So I took my time before I was ready to open up to my fellow participants in the Samurai Game. I walked around the space where the game was going to take place, listening to the voices and watching the body language of these people with whom I knew I’d spend the whole weekend.
My intuition told me that they were showing their true self, so I felt prepared to do the same. It is essential for The Samurai Game.
During the Game we were assigned different roles, each of crucial importance for the final outcome. Or so it seemed.
I watched everyone try to perform their role using all their skills and showing integrity towards teammates and adversaries. I admired these people.
I realized that it didn’t matter if the role was chosen by yourself or you got chosen for it by the others. What did matter was that you performed it in a dignified way.
The role of the Sentry inspired me despite its apparently passive character. I think we all should act as a Sentry once in a while – just stop and observe it all happening – Life. Without any distractions, just stare into its eyes. We might hear the voice of Fate whispering “You know what you have to do”.
The value of sharing impressions and listening to other people’s perspective was very well demonstrated in practice during the feedback session after the game. It made the experience even richer and more profound.
I thank the organizer and co-facilitator, Lawrence Warry, for this unique experience and all the participants for their honest insights.

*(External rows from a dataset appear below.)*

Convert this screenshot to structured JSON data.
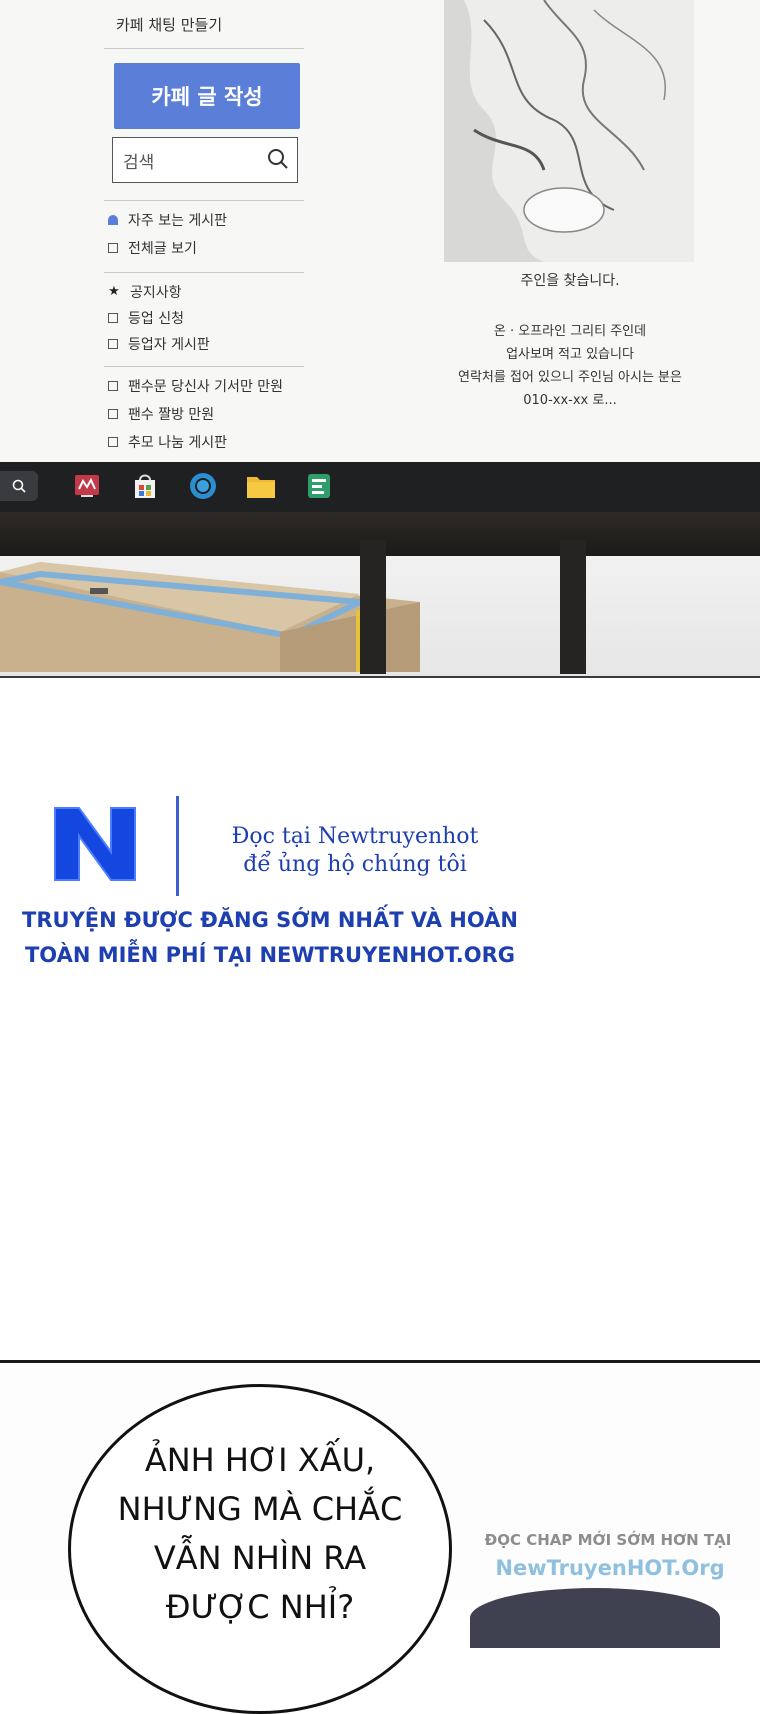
{
  "manga_panel": {
    "sidebar": {
      "top_label": "카페 채팅 만들기",
      "write_button": "카페 글 작성",
      "search_placeholder": "검색",
      "items_group1": [
        "자주 보는 게시판",
        "전체글 보기"
      ],
      "items_group2": [
        "공지사항",
        "등업 신청",
        "등업자 게시판"
      ],
      "items_group3": [
        "팬수문 당신사 기서만 만원",
        "팬수 짤방 만원",
        "추모 나눔 게시판"
      ]
    },
    "post": {
      "caption": "주인을 찾습니다.",
      "body_lines": [
        "온 · 오프라인 그리티 주인데",
        "업사보며 적고 있습니다",
        "연락처를 접어 있으니 주인님 아시는 분은",
        "010-xx-xx 로..."
      ]
    },
    "taskbar_icons": [
      "search-icon",
      "media-app-icon",
      "store-icon",
      "browser-icon",
      "folder-icon",
      "notes-app-icon"
    ]
  },
  "promo": {
    "logo_letter": "N",
    "line1": "Đọc tại Newtruyenhot",
    "line2": "để ủng hộ chúng tôi",
    "line3": "TRUYỆN ĐƯỢC ĐĂNG SỚM NHẤT VÀ HOÀN",
    "line4": "TOÀN MIỄN PHÍ TẠI NEWTRUYENHOT.ORG"
  },
  "speech_bubble": {
    "lines": [
      "ẢNH HƠI XẤU,",
      "NHƯNG MÀ CHẮC",
      "VẪN NHÌN RA",
      "ĐƯỢC NHỈ?"
    ]
  },
  "watermark": {
    "line1": "ĐỌC CHAP MỚI SỚM HƠN TẠI",
    "line2": "NewTruyenHOT.Org"
  },
  "colors": {
    "accent_blue": "#1d3fb0",
    "button_blue": "#5b7fd8",
    "taskbar": "#1f2022",
    "watermark_blue": "#8fc0e0"
  }
}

The next Samurai Game in The Hague will take place on the 21st of March at the Hagukumi Dojo.